This work is important because, "We need to understand what role ocean processes play in cloud and climate," says voyage leader and NIWA Principal Scientist Dr Cliff Law.
The voyage is bringing together a 23-strong team of atmospheric and marine scientists from New Zealand, Australia, Finland, USA, Canada and Ireland for a three-week research voyage to examine this interaction between the ocean and atmosphere.
This project is called SOAP, short for Surface Ocean Aerosol Processes.
Dr Law says that some phytoplankton - the microscopic plant cells that live in the sunlit surface waters - release sulphur compounds that can escape to the atmosphere. Once in the atmosphere, these compounds form aerosol particles, upon which water starts to condense, stimulating the production of clouds.
Microorganisms concentrated at the sea surface produce organic compounds.
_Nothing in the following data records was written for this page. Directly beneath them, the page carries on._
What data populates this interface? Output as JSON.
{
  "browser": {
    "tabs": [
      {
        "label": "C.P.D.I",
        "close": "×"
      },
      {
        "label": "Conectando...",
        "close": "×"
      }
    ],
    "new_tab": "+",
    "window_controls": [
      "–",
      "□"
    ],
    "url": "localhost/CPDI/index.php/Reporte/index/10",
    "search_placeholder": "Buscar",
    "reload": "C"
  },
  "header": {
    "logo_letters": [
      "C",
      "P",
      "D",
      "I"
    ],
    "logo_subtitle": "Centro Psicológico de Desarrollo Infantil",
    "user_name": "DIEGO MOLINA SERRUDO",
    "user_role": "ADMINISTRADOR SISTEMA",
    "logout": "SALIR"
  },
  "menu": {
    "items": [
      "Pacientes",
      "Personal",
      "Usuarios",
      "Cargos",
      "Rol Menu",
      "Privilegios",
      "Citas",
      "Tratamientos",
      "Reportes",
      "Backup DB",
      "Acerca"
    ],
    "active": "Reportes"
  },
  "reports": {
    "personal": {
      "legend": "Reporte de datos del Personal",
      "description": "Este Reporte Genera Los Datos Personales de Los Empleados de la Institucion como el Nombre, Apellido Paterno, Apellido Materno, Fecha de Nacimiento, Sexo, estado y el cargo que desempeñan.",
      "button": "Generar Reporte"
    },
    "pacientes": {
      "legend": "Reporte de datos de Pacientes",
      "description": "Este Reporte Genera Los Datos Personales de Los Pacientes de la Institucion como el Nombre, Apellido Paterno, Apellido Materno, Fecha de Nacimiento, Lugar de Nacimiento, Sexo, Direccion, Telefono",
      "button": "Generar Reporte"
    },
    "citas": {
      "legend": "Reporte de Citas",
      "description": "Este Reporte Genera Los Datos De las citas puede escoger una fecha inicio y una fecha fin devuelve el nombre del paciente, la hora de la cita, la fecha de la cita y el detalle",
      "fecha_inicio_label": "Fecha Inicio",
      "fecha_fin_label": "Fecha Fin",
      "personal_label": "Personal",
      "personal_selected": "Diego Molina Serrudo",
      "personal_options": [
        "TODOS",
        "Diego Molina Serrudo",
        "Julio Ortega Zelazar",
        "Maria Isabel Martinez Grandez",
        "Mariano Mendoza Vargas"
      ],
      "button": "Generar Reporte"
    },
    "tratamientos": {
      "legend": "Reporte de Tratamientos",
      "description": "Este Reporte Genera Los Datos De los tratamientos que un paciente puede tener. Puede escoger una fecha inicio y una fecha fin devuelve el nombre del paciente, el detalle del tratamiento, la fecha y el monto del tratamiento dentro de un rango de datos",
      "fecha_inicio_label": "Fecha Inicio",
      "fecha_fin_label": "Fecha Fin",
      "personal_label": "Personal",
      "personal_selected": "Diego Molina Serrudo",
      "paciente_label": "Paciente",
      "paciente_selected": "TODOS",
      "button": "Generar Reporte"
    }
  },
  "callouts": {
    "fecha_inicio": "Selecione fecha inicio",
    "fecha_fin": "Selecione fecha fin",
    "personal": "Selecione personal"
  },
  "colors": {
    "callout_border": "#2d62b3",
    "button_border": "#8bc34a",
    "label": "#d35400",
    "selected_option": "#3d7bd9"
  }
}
There have recently been suggestions that when these compounds are associated with bubble bursting in breaking waves, tiny aerosol particles are produced.
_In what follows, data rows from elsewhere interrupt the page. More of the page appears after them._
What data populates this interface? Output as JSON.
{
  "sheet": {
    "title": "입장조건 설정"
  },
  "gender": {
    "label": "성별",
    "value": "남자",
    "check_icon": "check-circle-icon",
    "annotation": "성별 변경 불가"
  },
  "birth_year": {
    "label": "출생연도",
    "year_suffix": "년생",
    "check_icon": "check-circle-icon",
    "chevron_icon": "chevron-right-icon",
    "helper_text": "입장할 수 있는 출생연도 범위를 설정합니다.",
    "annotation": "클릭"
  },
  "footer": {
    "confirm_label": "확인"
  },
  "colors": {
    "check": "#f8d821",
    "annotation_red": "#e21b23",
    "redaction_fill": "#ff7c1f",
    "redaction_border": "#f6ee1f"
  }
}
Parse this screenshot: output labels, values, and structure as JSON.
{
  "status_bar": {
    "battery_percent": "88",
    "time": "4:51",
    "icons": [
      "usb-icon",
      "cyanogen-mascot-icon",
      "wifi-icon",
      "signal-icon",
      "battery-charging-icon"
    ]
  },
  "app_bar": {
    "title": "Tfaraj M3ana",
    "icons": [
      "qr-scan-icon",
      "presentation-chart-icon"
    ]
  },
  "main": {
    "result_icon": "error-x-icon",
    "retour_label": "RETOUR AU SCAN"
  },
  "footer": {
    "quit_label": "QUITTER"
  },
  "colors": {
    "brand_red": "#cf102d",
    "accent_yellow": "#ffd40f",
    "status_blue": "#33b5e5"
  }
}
The scientists aim to measure the composition of surface waters, the overlying air and also the exchange or "flux" between the two. Law is hoping they will see variation and trends in properties as they move across blooms of different phytoplankton along the Chatham Rise.
Measuring atmospheric composition is challenging on a research vessel with a smokestack. The scientists will use a large mast on the ship's bow that supports a number of air samplers. There will be further samplers on top of the ship, above the bridge.
In addition, a floating catamaran will measure gas emission and absorption by the ocean away from Tangaroa's influence. The team are also interested in the microlayer, the very thin layer at the ocean's surface, where material and microorganisms can become concentrated. Sampling this will involve working for an hour or two away from the Tangaroa in a small Naiad workboat.
Dr Laws says, "The SOAP voyage will be quite a challenge. In addition to finding plankton blooms we need calm conditions for some measurements and strong winds for others."
Dr Cliff Law is a team member and recipient of the recent 2011 Prime Minister's Science prize.
The New Zealand work is funded by the Ministry of Science and Innovation.